Every line of the entries below that includes "Archaic" belongs in the answer, copied as written.

┄┄┄┄┄┄┄┄┄┄┄┄┄┄┄┄┄┄┄┄

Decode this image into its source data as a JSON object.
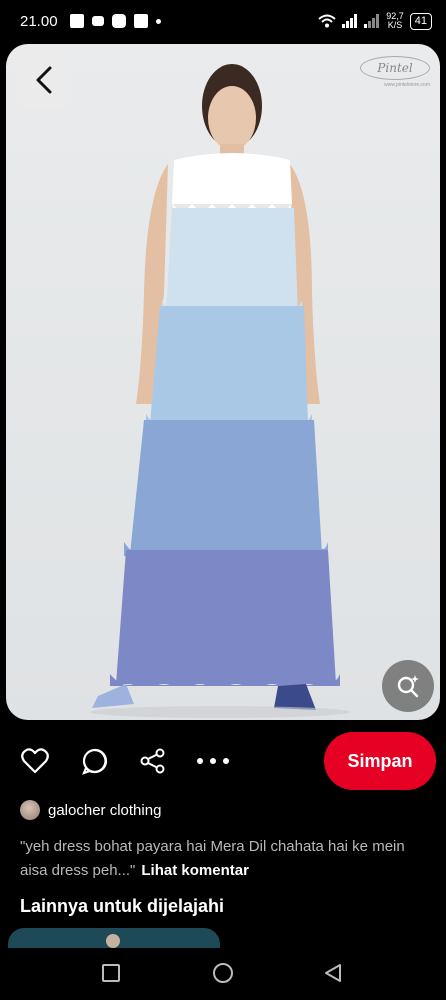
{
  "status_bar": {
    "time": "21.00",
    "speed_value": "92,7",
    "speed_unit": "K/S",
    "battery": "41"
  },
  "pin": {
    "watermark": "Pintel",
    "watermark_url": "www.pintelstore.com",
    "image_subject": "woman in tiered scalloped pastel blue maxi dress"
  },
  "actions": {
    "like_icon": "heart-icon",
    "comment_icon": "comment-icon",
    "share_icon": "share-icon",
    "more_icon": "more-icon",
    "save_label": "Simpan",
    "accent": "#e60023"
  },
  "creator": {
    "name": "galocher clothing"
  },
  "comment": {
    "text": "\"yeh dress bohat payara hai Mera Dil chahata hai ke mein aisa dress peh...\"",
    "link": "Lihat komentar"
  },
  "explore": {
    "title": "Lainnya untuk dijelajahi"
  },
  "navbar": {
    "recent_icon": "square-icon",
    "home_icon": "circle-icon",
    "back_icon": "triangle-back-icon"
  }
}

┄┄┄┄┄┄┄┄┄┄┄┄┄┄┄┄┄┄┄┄

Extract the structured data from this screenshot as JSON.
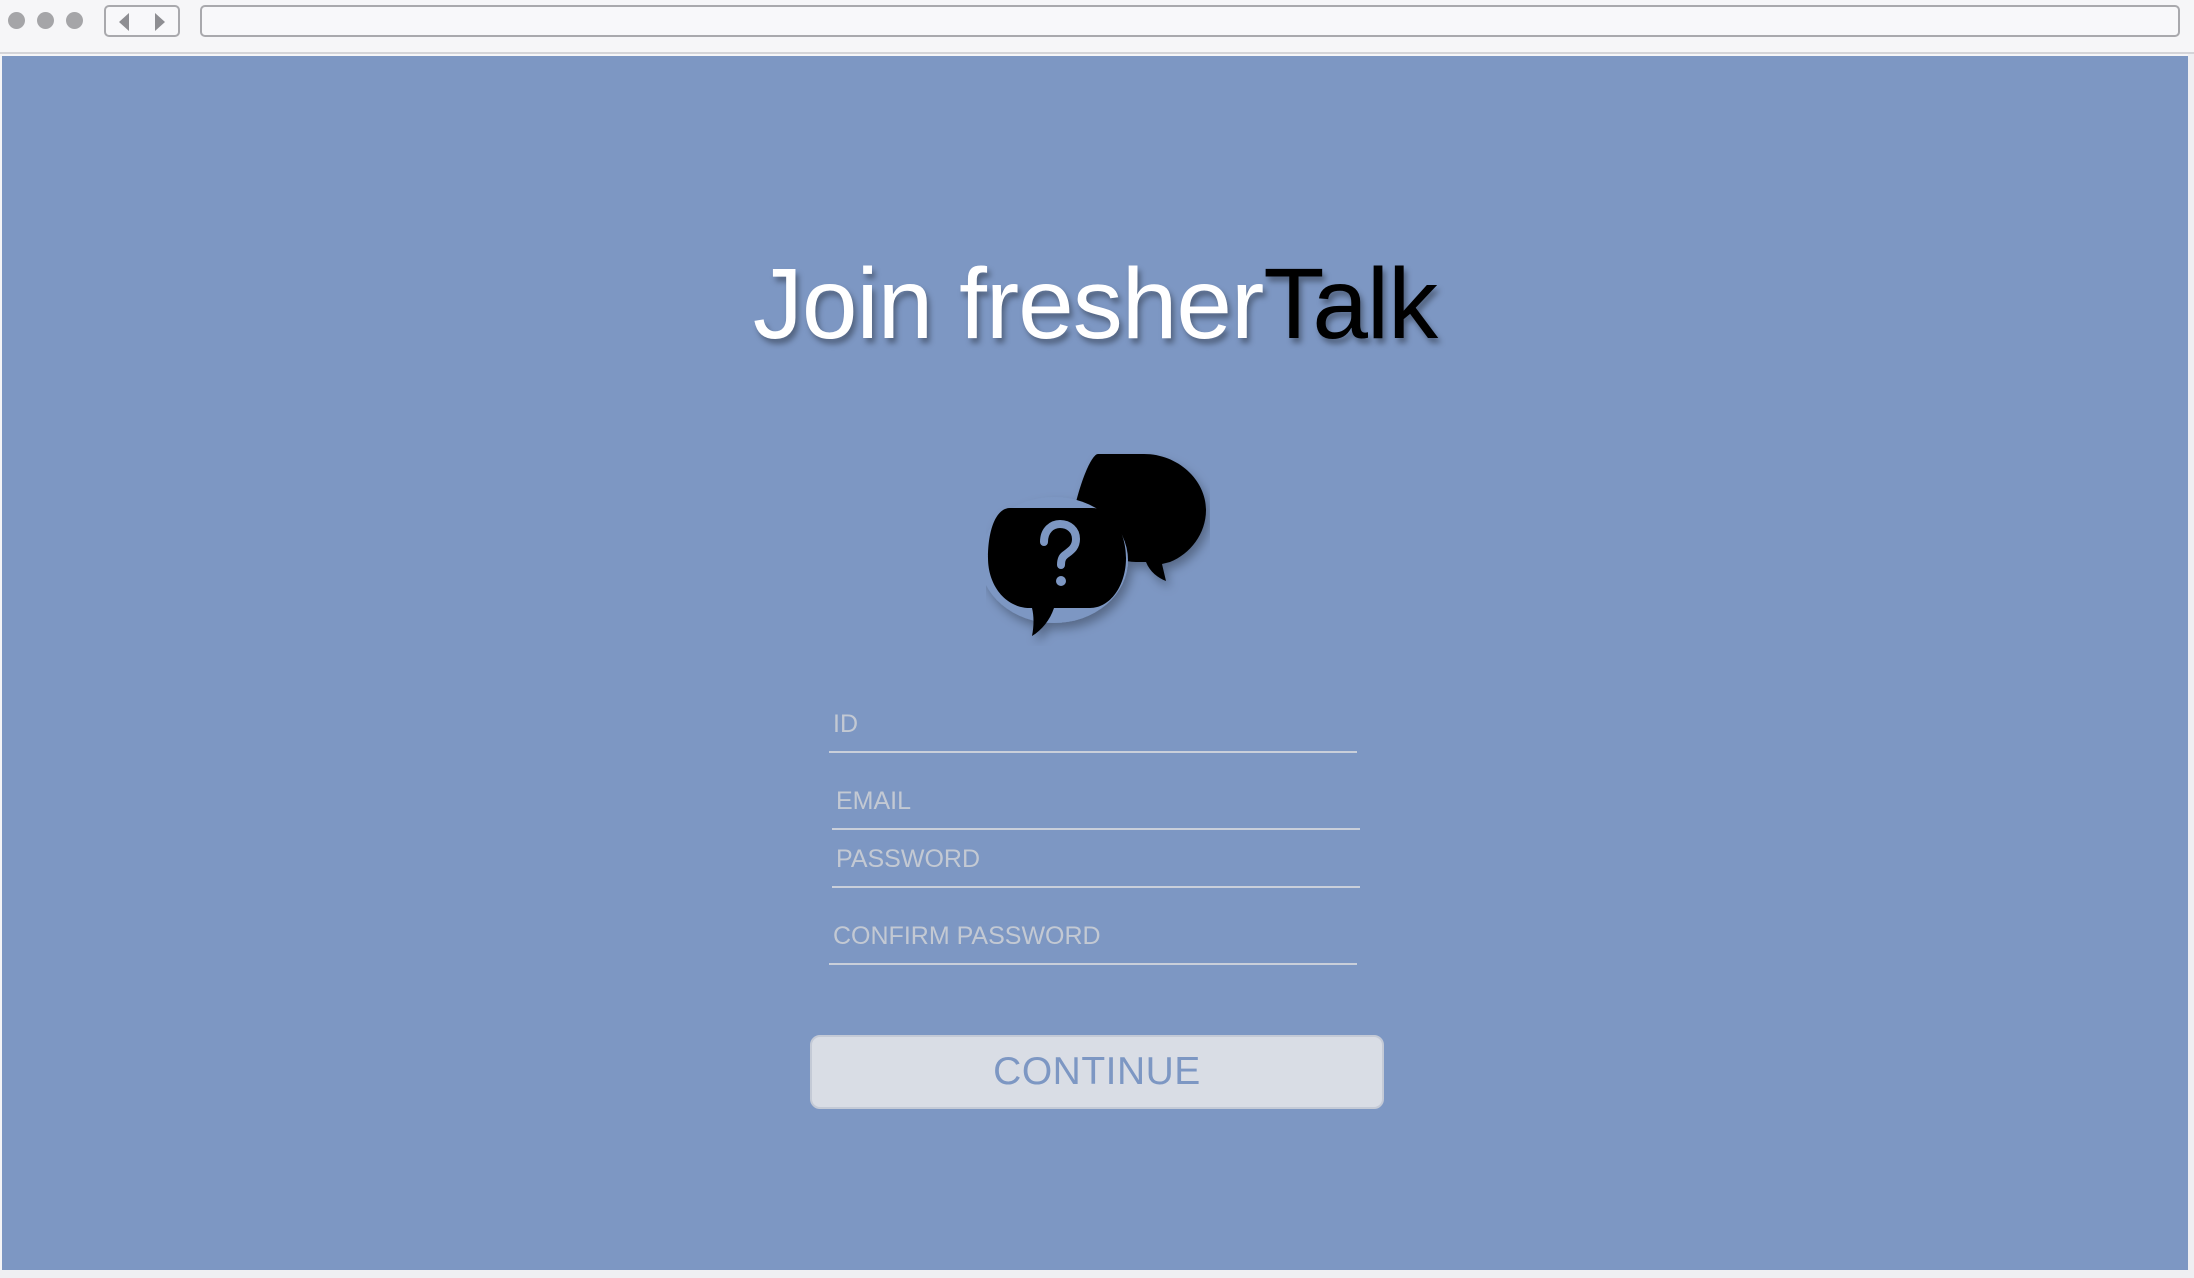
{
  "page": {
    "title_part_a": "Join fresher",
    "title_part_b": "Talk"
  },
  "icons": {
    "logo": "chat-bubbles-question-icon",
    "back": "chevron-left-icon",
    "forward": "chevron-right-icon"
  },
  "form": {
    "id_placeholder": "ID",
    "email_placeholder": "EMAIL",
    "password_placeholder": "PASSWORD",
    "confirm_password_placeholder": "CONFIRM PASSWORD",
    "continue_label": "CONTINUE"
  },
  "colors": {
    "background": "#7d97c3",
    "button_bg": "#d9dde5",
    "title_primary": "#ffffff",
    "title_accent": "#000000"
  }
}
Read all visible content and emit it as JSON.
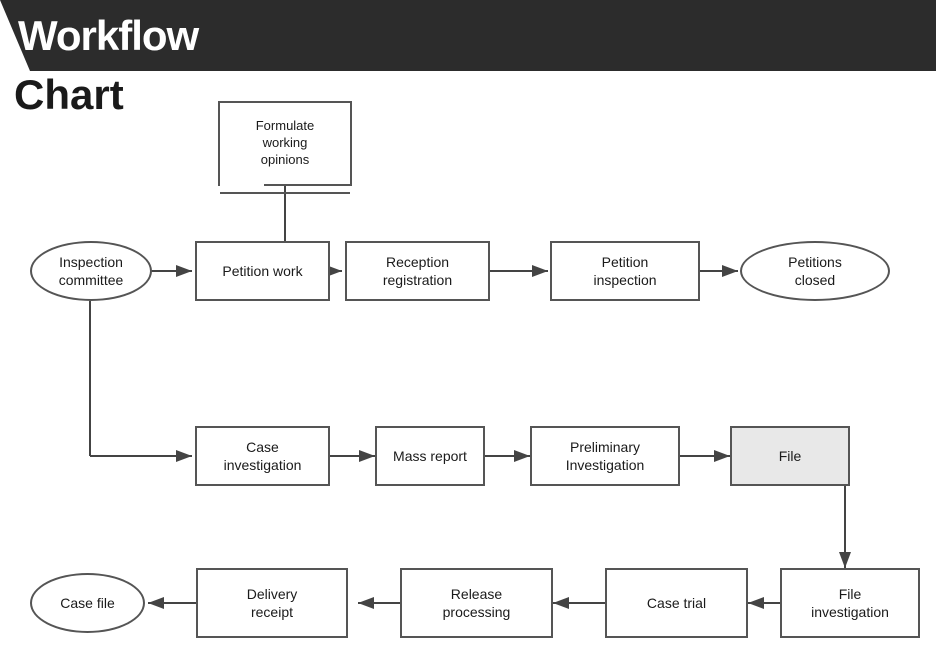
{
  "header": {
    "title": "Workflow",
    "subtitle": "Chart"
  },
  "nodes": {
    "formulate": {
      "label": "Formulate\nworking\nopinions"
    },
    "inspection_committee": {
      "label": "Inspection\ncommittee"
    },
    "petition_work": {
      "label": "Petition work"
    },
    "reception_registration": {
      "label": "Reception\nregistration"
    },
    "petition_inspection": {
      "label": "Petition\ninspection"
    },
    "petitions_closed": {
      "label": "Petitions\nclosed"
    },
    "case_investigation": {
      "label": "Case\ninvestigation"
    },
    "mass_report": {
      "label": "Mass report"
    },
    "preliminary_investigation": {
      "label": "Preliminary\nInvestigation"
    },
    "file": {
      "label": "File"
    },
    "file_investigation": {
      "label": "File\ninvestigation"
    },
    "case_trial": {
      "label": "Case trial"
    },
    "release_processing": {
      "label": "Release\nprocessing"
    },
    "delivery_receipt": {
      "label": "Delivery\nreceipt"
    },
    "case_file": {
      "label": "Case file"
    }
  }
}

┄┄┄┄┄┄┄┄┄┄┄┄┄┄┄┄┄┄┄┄

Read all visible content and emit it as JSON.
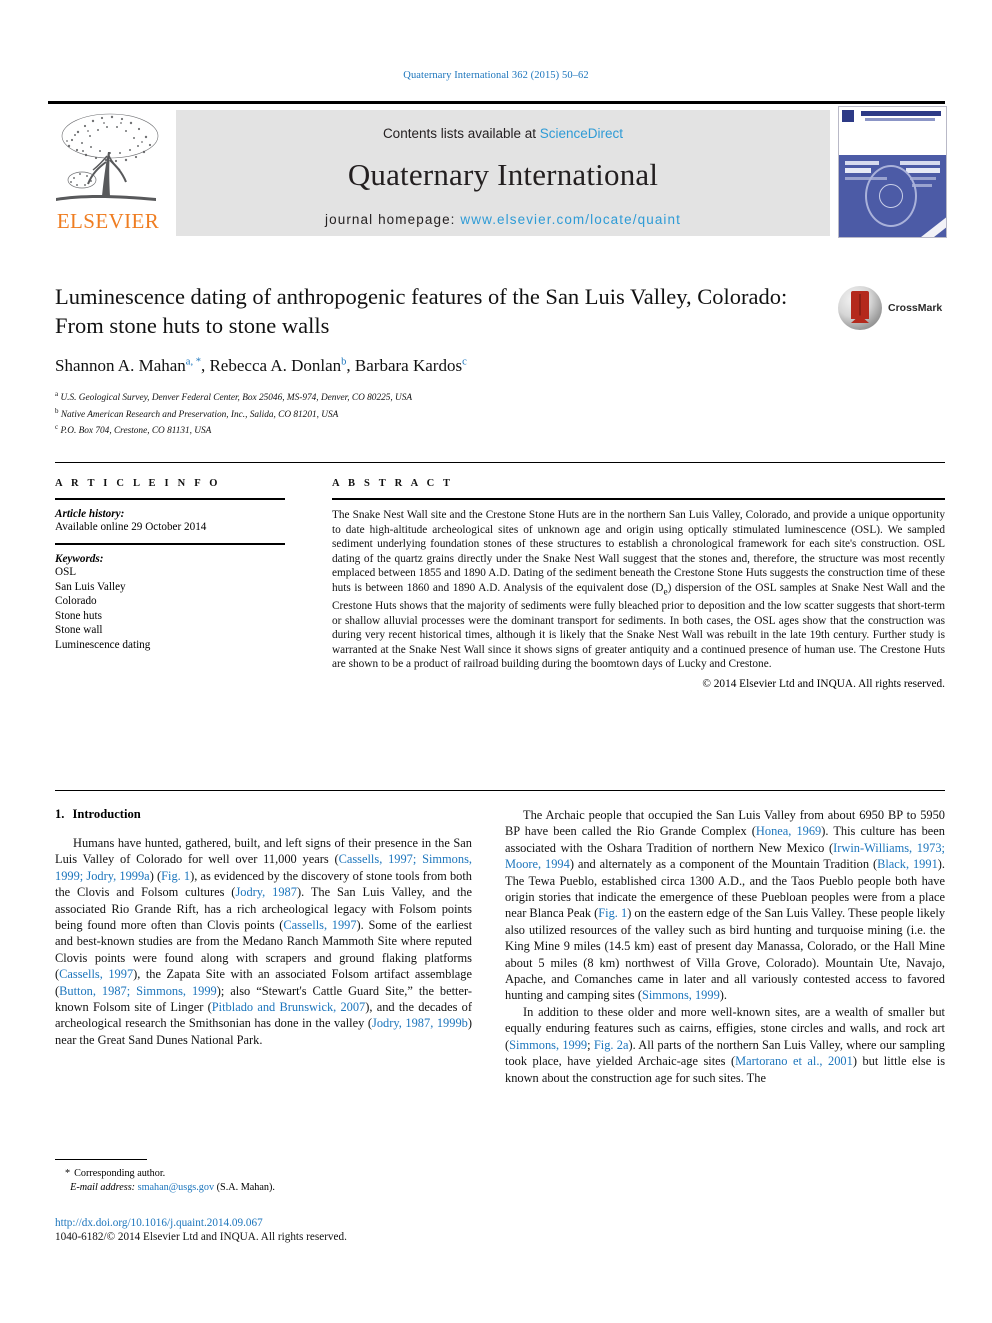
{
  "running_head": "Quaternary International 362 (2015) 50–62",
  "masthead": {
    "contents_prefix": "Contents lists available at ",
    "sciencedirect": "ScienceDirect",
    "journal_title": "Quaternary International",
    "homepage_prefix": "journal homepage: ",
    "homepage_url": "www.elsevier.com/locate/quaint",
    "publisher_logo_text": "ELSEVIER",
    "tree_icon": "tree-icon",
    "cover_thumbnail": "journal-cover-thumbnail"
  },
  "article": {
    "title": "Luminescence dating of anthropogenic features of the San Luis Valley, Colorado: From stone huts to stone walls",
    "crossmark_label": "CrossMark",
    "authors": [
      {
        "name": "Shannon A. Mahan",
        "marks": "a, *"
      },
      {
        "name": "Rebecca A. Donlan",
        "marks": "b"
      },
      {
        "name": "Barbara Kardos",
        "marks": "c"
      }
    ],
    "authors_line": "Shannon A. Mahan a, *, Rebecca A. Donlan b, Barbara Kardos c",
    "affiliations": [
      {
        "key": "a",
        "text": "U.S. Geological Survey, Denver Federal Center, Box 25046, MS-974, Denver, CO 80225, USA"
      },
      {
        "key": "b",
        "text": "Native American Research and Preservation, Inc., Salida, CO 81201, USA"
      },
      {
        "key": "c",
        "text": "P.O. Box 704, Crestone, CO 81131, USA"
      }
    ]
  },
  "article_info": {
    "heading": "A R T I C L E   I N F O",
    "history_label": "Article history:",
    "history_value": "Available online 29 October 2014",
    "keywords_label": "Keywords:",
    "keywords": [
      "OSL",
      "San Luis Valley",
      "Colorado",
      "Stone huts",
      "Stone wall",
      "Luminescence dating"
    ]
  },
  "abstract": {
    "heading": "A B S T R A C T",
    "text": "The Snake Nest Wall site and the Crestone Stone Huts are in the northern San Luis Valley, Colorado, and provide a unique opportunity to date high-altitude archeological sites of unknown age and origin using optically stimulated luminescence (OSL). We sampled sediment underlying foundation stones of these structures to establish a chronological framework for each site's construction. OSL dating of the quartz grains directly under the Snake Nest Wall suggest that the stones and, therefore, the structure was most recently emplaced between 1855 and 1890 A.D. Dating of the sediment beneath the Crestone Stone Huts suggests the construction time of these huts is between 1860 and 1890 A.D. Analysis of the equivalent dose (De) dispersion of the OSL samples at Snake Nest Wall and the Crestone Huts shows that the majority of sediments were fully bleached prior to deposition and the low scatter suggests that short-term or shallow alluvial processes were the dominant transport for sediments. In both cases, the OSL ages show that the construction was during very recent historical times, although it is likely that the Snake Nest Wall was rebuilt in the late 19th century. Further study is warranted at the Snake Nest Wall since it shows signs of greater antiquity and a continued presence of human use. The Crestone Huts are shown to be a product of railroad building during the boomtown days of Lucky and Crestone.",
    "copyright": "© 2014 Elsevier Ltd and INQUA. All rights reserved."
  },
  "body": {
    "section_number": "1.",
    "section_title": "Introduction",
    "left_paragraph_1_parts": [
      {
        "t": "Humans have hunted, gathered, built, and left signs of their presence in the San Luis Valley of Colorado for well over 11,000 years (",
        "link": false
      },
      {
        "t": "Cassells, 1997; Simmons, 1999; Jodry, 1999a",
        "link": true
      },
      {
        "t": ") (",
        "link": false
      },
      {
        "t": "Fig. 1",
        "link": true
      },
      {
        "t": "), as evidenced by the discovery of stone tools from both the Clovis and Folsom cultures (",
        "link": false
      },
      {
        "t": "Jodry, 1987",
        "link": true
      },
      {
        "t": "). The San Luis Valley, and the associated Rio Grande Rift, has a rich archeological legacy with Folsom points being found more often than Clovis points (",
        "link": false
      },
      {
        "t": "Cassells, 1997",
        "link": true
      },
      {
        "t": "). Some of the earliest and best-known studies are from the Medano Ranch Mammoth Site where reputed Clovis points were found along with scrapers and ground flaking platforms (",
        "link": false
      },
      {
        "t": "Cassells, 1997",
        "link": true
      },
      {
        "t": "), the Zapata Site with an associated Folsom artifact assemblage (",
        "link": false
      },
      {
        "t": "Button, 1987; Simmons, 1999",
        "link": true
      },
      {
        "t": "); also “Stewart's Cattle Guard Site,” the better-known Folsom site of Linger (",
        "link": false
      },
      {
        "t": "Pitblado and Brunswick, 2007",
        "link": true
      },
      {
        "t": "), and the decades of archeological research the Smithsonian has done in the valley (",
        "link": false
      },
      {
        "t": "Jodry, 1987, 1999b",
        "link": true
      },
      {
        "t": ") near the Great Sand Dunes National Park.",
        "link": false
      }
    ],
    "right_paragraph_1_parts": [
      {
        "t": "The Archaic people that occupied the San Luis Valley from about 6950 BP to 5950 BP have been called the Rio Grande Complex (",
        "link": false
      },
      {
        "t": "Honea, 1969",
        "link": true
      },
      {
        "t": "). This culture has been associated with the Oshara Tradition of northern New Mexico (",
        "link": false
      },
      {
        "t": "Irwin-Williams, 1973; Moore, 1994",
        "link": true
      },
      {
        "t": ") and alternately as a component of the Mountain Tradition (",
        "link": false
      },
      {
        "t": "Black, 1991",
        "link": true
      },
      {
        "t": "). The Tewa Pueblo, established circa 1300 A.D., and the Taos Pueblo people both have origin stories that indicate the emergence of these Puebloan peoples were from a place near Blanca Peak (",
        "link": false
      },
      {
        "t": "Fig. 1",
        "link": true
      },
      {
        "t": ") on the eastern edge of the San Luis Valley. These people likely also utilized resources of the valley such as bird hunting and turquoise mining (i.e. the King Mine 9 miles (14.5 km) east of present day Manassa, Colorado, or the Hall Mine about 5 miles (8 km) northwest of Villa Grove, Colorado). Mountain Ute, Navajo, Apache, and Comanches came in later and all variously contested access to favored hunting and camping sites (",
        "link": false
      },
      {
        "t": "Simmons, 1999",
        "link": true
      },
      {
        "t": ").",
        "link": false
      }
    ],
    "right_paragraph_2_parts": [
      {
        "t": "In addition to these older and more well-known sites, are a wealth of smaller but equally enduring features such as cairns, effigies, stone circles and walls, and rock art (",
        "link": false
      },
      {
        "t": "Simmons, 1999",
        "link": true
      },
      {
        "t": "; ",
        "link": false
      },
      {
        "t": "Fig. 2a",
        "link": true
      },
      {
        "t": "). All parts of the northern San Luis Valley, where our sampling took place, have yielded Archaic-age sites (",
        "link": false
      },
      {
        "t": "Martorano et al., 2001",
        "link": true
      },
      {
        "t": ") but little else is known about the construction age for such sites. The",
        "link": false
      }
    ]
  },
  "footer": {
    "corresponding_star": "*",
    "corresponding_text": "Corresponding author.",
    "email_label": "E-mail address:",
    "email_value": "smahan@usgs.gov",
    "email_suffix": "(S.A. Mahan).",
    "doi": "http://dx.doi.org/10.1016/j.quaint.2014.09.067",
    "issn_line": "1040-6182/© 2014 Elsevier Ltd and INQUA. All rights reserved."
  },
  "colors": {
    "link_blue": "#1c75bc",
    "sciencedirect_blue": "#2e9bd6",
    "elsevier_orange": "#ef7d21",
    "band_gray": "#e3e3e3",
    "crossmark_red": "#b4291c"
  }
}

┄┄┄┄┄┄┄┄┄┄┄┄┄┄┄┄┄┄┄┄

### Output of the task
        "t": "The Archaic people that occupied the San Luis Valley from about 6950 BP to 5950 BP have been called the Rio Grande Complex (",
        "t": "). All parts of the northern San Luis Valley, where our sampling took place, have yielded Archaic-age sites (",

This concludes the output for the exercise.